You will also want to check the paper towel occasionally to see if it is wet. If the paper towels are dry, soak them in water until they are damp again. You should do this until it is time to transplant the seedlings from the paper towel to the seedling trays.
When you’re ready to transfer the seeds from the paper towel, be very careful removing them. The sprouts are likely going to cling to and grow through the paper towel. The sprouts are delicate and can be easily damaged if the paper towel is pulled too roughly.
You’ll need to put the germinated seeds in a seedling container and continue growing them in the ground before you can transfer them to your garden or pot.
Step-by-Step Guide to Germinating Pepper Seeds Using the Soil Method
The process of soil cultivation can vary depending on the tools you use, but you will ultimately achieve the same goal. You can sprout your seeds using a germination tray, or a seedling tray. It is recommended to soak your seeds overnight prior to germination in this method.
- Soak seeds overnight. As mentioned above, this will weaken the seed’s shell and make it easier for the sprout to break through and speed up the germination process.
- Fill a seedling tray with soil. Your soil should be something that is easy for young plants to grow in. You can use any soil you think will work best, but you’ll want something that provides the best nutrients possible. A recommended soil source is a compost and seedling soil mix.
- Water the soil. It’s best to have the soil you use pre-moistened. You’ll want to make sure the soil is damp, not flooded. It shouldn’t be overwatered at all, or you’ll risk drowning the sprouts.
- Bury one seed a quarter inch deep in each compartment. You want the seed deep enough so that it’s fully submerged in moist soil. It will keep the seeds warm and help promote quick sprouting. An excellent tool to use for this is a pencil. Once the seed is in the hole, cover it with more moist soil.
- Place the tray in plenty of heat. Your soil needs to be kept warm, at about 80 to 90 degrees Fahrenheit (26 to 32 degrees Celsius). You can do this by placing your seedling or germination tray on top of a heating mat.

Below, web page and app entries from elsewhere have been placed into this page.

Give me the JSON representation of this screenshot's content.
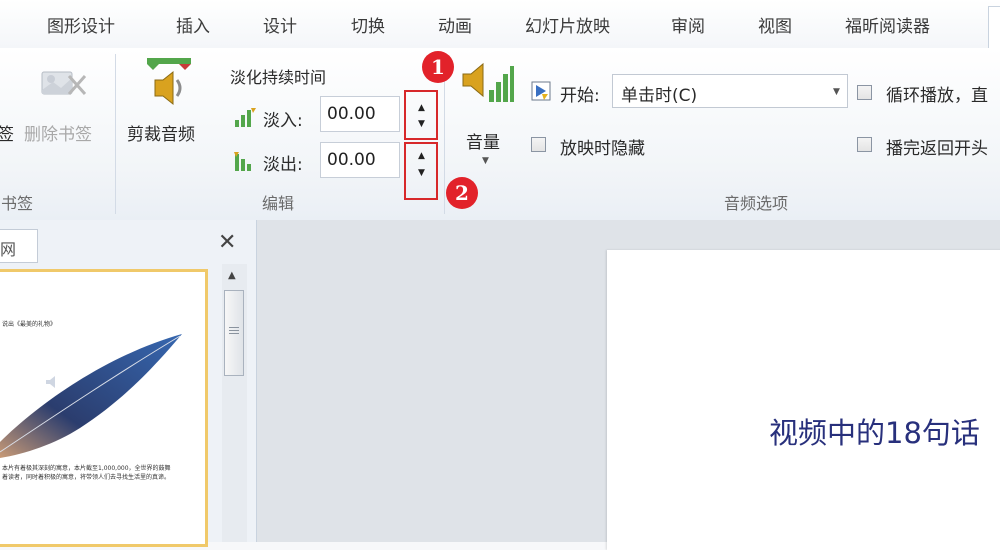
{
  "tabs": [
    {
      "label": "图形设计"
    },
    {
      "label": "插入"
    },
    {
      "label": "设计"
    },
    {
      "label": "切换"
    },
    {
      "label": "动画"
    },
    {
      "label": "幻灯片放映"
    },
    {
      "label": "审阅"
    },
    {
      "label": "视图"
    },
    {
      "label": "福昕阅读器"
    }
  ],
  "ribbon": {
    "bookmarks": {
      "add_label_partial": "签",
      "remove_label": "删除书签",
      "group_label": "书签"
    },
    "editing": {
      "trim_label": "剪裁音频",
      "fade_duration_title": "淡化持续时间",
      "fade_in_label": "淡入:",
      "fade_in_value": "00.00",
      "fade_out_label": "淡出:",
      "fade_out_value": "00.00",
      "group_label": "编辑"
    },
    "audio_options": {
      "volume_label": "音量",
      "start_label": "开始:",
      "start_value": "单击时(C)",
      "hide_label": "放映时隐藏",
      "loop_label": "循环播放，直",
      "rewind_label": "播完返回开头",
      "group_label": "音频选项"
    }
  },
  "annotations": {
    "badge1": "1",
    "badge2": "2"
  },
  "left_pane": {
    "tab_label": "网"
  },
  "slide": {
    "title": "视频中的18句话",
    "thumb_text_top": "说出《最美的礼物》",
    "thumb_text_bottom": "本片有着极其深刻的寓意，本片截至1,000,000，全世界的鼓舞着读者，同时着积极的寓意，将带领人们去寻找生活里的真谛。"
  },
  "colors": {
    "accent_red": "#e2222a",
    "slide_title": "#28307c",
    "thumb_border": "#f0c96a"
  }
}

- Provide water and light. Your seeds need plenty of light and water. This will require you to keep the soil moist at all times. Remember not to flood your soil, but keep it damp. You’ll want to keep your tray out of direct sunlight but still within plenty of light.
- Transplant your pepper seeds. Once your seeds have started to sprout, you can transplant them into a larger container. You can also reduce the heat to 70 degrees Fahrenheit (21 degrees Celsius) once the seeds sprout.
It can take several weeks to produce results with both germination methods. The sprouts could appear anywhere from two to four weeks after planting, and in some cases, as long as 40 days. Be patient and trust in the germination process!
If your seeds aren’t sprouting after a certain amount of time, it’s possible that there’s an issue with them and they might be too old. If you want your pepper seeds to sprout, it’s best to use fresh seeds.